Friday, November 09, 2012

It doesn't get much better than this

I was walking home from work today. It was dark already - the consequence of living in the north. The wind was blowing and the snow was flying - there was a winter storm warning out. It wasn't too cold, maybe -10c, but enough to give the wind some teeth.

And it was glorious! I laughed in delight and smiled at the snowflakes. I was dressed well enough that I wasn't really cold. I'm not sure why it felt so good. You might think I'd resent the cold weather having just got back from the warmth of Mexico. But I didn't. It reminded me of weather in the mountains, of other glorious days. Crossing the railroad bridge was as exposed as an icy mountain ridge.

But why would being reminded of bad weather in the mountains, by bad weather in Saskatoon, make it any better? I don't really know. Extreme weather makes me feel alive. To be comfortable while the storm rages is a powerful feeling.
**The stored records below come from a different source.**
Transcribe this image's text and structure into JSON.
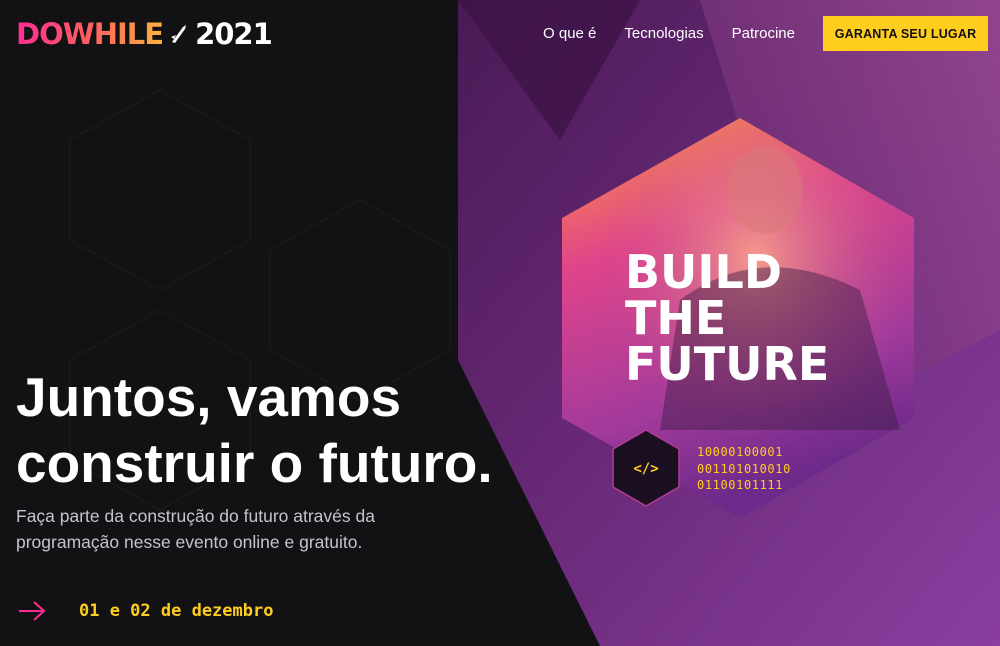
{
  "header": {
    "logo_word": "DOWHILE",
    "logo_year": "2021",
    "nav": [
      "O que é",
      "Tecnologias",
      "Patrocine"
    ],
    "cta_label": "GARANTA SEU LUGAR"
  },
  "hero": {
    "title_line1": "Juntos, vamos",
    "title_line2": "construir o futuro.",
    "subtitle_line1": "Faça parte da construção do futuro através da",
    "subtitle_line2": "programação nesse evento online e gratuito.",
    "date": "01 e 02 de dezembro"
  },
  "art": {
    "headline": [
      "BUILD",
      "THE",
      "FUTURE"
    ],
    "code_symbol": "</>",
    "binary": [
      "10000100001",
      "001101010010",
      "01100101111"
    ]
  },
  "colors": {
    "background": "#121214",
    "accent_yellow": "#ffcd1e",
    "accent_pink": "#ff2d92",
    "purple": "#8257e5"
  }
}
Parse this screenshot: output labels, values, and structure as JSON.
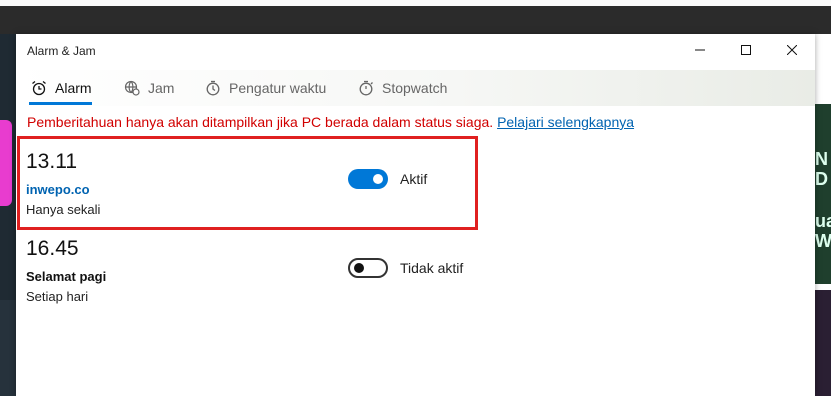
{
  "window": {
    "title": "Alarm & Jam"
  },
  "tabs": [
    {
      "label": "Alarm",
      "icon": "alarm-clock-icon",
      "active": true
    },
    {
      "label": "Jam",
      "icon": "world-clock-icon",
      "active": false
    },
    {
      "label": "Pengatur waktu",
      "icon": "timer-icon",
      "active": false
    },
    {
      "label": "Stopwatch",
      "icon": "stopwatch-icon",
      "active": false
    }
  ],
  "notice": {
    "text": "Pemberitahuan hanya akan ditampilkan jika PC berada dalam status siaga.",
    "link": "Pelajari selengkapnya"
  },
  "alarms": [
    {
      "time": "13.11",
      "name": "inwepo.co",
      "repeat": "Hanya sekali",
      "enabled": true,
      "status_label": "Aktif"
    },
    {
      "time": "16.45",
      "name": "Selamat pagi",
      "repeat": "Setiap hari",
      "enabled": false,
      "status_label": "Tidak aktif"
    }
  ],
  "background_glyphs": [
    "N",
    "D",
    "ua",
    "Wh"
  ],
  "colors": {
    "accent": "#0078d7",
    "link": "#0063b1",
    "notice_text": "#d10000",
    "highlight_border": "#e02020"
  }
}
Drivers hate bad weather, even though (or maybe because) they're not out in it. They're in another world in their hermetically sealed metal boxes. The weather is irrelevant except as far as it inconveniences their commute. We had a big storm a few years ago where roads were impassible and people were getting stranded in their cars. I walked home happily, enjoying the wild weather.

I remember storms during winter climbs in the mountains, where you could hear the wind gathering and building in the distance, growing as it approached until it blasted you like a freight train. It's best from a snow cave that you know won't be blown away. A tent is ok too, but you're never quite sure if it's going to hold. And getting out in the middle of the night to shovel snow that's threatening to collapse it can be an adventure in itself.

As I grow older I find myself reminiscing more. When I was young I used to feel sorry for "old" people that valued their memories so much. When you're young, the past holds little of interest or value, the future is everything. I'm still excited about the future, but I no longer think there's anything to feel sorry for about valuing one's past. I've been fortunate to do a lot of things with my life, but so have we all, in one way or another. We all have moments we cherish. To ignore the past is to throw away an increasing portion of our lives.

I have this habit of trying to identify times when I can honestly tell myself "it doesn't get much better than this". I don't mean trying to identify the "peak" moments of my life. It might "only" be sitting in the sun enjoying a cup of coffee, it might "just" be watching a sunrise, it might be walking home in a snow storm. I try to recognize as many of these moments as I can. To "catch" them, if only ever so briefly. To not let them slip by unnoticed. Because life is glorious, and all too often wasted. I could have wasted my walk home, grumbling to myself about the weather. Instead, I loved it, and I brought back happy memories of other times in other storms. It doesn't get much better than that.

1 comment:

  1. I have always loved wild weather, too, and enjoyed reading your blog about it. Interesting how we see the world differently as we age.